-- RECORDS FOR THIS EXERCISE follows --
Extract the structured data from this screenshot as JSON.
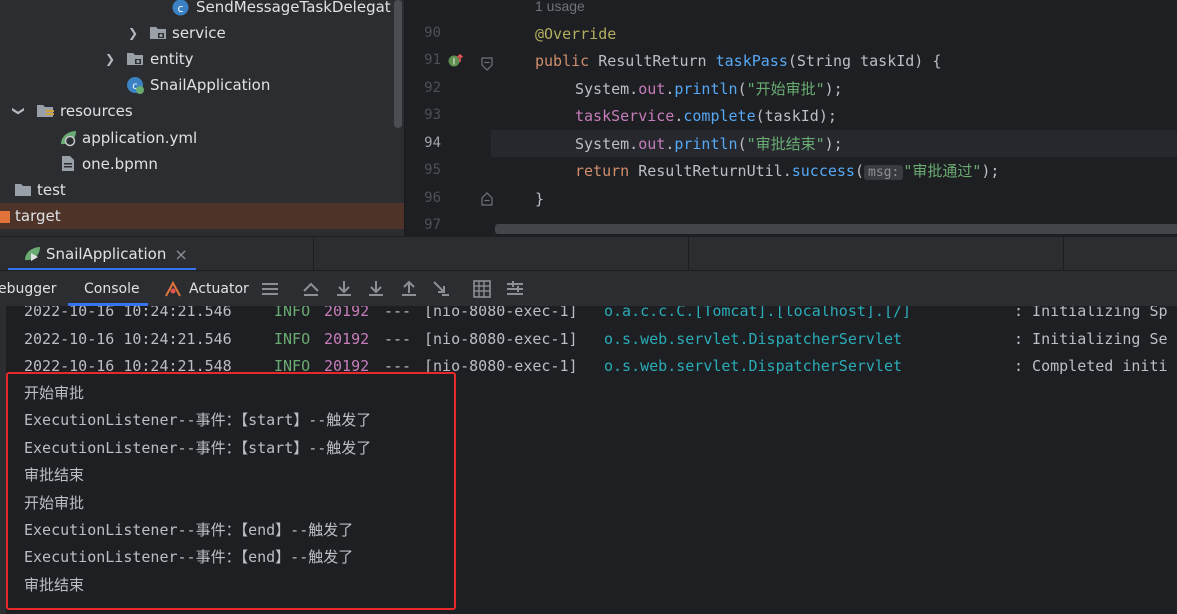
{
  "project_tree": {
    "items": [
      {
        "label": "SendMessageTaskDelegat",
        "icon": "class-icon"
      },
      {
        "label": "service",
        "icon": "folder-icon"
      },
      {
        "label": "entity",
        "icon": "folder-icon"
      },
      {
        "label": "SnailApplication",
        "icon": "spring-class-icon"
      },
      {
        "label": "resources",
        "icon": "resources-folder-icon"
      },
      {
        "label": "application.yml",
        "icon": "spring-yaml-icon"
      },
      {
        "label": "one.bpmn",
        "icon": "file-icon"
      },
      {
        "label": "test",
        "icon": "folder-icon"
      },
      {
        "label": "target",
        "icon": "excluded-folder-icon"
      }
    ]
  },
  "editor": {
    "usage_hint": "1 usage",
    "line_numbers": [
      "90",
      "91",
      "92",
      "93",
      "94",
      "95",
      "96",
      "97"
    ],
    "current_line": "94",
    "code": {
      "l90": "@Override",
      "l91_kw": "public",
      "l91_type": "ResultReturn",
      "l91_fn": "taskPass",
      "l91_params": "(String taskId) {",
      "l92_a": "System.",
      "l92_out": "out",
      "l92_b": ".",
      "l92_fn": "println",
      "l92_c": "(",
      "l92_str": "\"开始审批\"",
      "l92_d": ");",
      "l93_field": "taskService",
      "l93_b": ".",
      "l93_fn": "complete",
      "l93_c": "(taskId);",
      "l94_a": "System.",
      "l94_out": "out",
      "l94_b": ".",
      "l94_fn": "println",
      "l94_c": "(",
      "l94_str": "\"审批结束\"",
      "l94_d": ");",
      "l95_kw": "return",
      "l95_a": "ResultReturnUtil.",
      "l95_fn": "success",
      "l95_b": "(",
      "l95_hint": "msg:",
      "l95_str": "\"审批通过\"",
      "l95_c": ");",
      "l96": "}"
    }
  },
  "run_tabs": {
    "active_tab": "SnailApplication",
    "close_glyph": "×"
  },
  "console_toolbar": {
    "debugger_label": "ebugger",
    "console_label": "Console",
    "actuator_label": "Actuator"
  },
  "console": {
    "log_lines": [
      {
        "ts": "2022-10-16 10:24:21.546",
        "level": "INFO",
        "pid": "20192",
        "sep": "---",
        "thread": "[nio-8080-exec-1]",
        "logger": "o.a.c.c.C.[Tomcat].[localhost].[/]",
        "msg": ": Initializing Sp"
      },
      {
        "ts": "2022-10-16 10:24:21.546",
        "level": "INFO",
        "pid": "20192",
        "sep": "---",
        "thread": "[nio-8080-exec-1]",
        "logger": "o.s.web.servlet.DispatcherServlet",
        "msg": ": Initializing Se"
      },
      {
        "ts": "2022-10-16 10:24:21.548",
        "level": "INFO",
        "pid": "20192",
        "sep": "---",
        "thread": "[nio-8080-exec-1]",
        "logger": "o.s.web.servlet.DispatcherServlet",
        "msg": ": Completed initi"
      }
    ],
    "output_lines": [
      "开始审批",
      "ExecutionListener--事件：【start】--触发了",
      "ExecutionListener--事件：【start】--触发了",
      "审批结束",
      "开始审批",
      "ExecutionListener--事件：【end】--触发了",
      "ExecutionListener--事件：【end】--触发了",
      "审批结束"
    ]
  },
  "colors": {
    "highlight_box": "#e8292b",
    "selected_tab_underline": "#3574f0"
  }
}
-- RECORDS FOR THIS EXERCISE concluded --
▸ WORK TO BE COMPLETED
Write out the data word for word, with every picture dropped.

▸ ANSWER BOX
Extract the structured data from this screenshot as JSON.
{
  "project_tree": {
    "items": [
      {
        "label": "SendMessageTaskDelegat",
        "icon": "class-icon"
      },
      {
        "label": "service",
        "icon": "folder-icon"
      },
      {
        "label": "entity",
        "icon": "folder-icon"
      },
      {
        "label": "SnailApplication",
        "icon": "spring-class-icon"
      },
      {
        "label": "resources",
        "icon": "resources-folder-icon"
      },
      {
        "label": "application.yml",
        "icon": "spring-yaml-icon"
      },
      {
        "label": "one.bpmn",
        "icon": "file-icon"
      },
      {
        "label": "test",
        "icon": "folder-icon"
      },
      {
        "label": "target",
        "icon": "excluded-folder-icon"
      }
    ]
  },
  "editor": {
    "usage_hint": "1 usage",
    "line_numbers": [
      "90",
      "91",
      "92",
      "93",
      "94",
      "95",
      "96",
      "97"
    ],
    "current_line": "94",
    "code": {
      "l90": "@Override",
      "l91_kw": "public",
      "l91_type": "ResultReturn",
      "l91_fn": "taskPass",
      "l91_params": "(String taskId) {",
      "l92_a": "System.",
      "l92_out": "out",
      "l92_b": ".",
      "l92_fn": "println",
      "l92_c": "(",
      "l92_str": "\"开始审批\"",
      "l92_d": ");",
      "l93_field": "taskService",
      "l93_b": ".",
      "l93_fn": "complete",
      "l93_c": "(taskId);",
      "l94_a": "System.",
      "l94_out": "out",
      "l94_b": ".",
      "l94_fn": "println",
      "l94_c": "(",
      "l94_str": "\"审批结束\"",
      "l94_d": ");",
      "l95_kw": "return",
      "l95_a": "ResultReturnUtil.",
      "l95_fn": "success",
      "l95_b": "(",
      "l95_hint": "msg:",
      "l95_str": "\"审批通过\"",
      "l95_c": ");",
      "l96": "}"
    }
  },
  "run_tabs": {
    "active_tab": "SnailApplication",
    "close_glyph": "×"
  },
  "console_toolbar": {
    "debugger_label": "ebugger",
    "console_label": "Console",
    "actuator_label": "Actuator"
  },
  "console": {
    "log_lines": [
      {
        "ts": "2022-10-16 10:24:21.546",
        "level": "INFO",
        "pid": "20192",
        "sep": "---",
        "thread": "[nio-8080-exec-1]",
        "logger": "o.a.c.c.C.[Tomcat].[localhost].[/]",
        "msg": ": Initializing Sp"
      },
      {
        "ts": "2022-10-16 10:24:21.546",
        "level": "INFO",
        "pid": "20192",
        "sep": "---",
        "thread": "[nio-8080-exec-1]",
        "logger": "o.s.web.servlet.DispatcherServlet",
        "msg": ": Initializing Se"
      },
      {
        "ts": "2022-10-16 10:24:21.548",
        "level": "INFO",
        "pid": "20192",
        "sep": "---",
        "thread": "[nio-8080-exec-1]",
        "logger": "o.s.web.servlet.DispatcherServlet",
        "msg": ": Completed initi"
      }
    ],
    "output_lines": [
      "开始审批",
      "ExecutionListener--事件：【start】--触发了",
      "ExecutionListener--事件：【start】--触发了",
      "审批结束",
      "开始审批",
      "ExecutionListener--事件：【end】--触发了",
      "ExecutionListener--事件：【end】--触发了",
      "审批结束"
    ]
  },
  "colors": {
    "highlight_box": "#e8292b",
    "selected_tab_underline": "#3574f0"
  }
}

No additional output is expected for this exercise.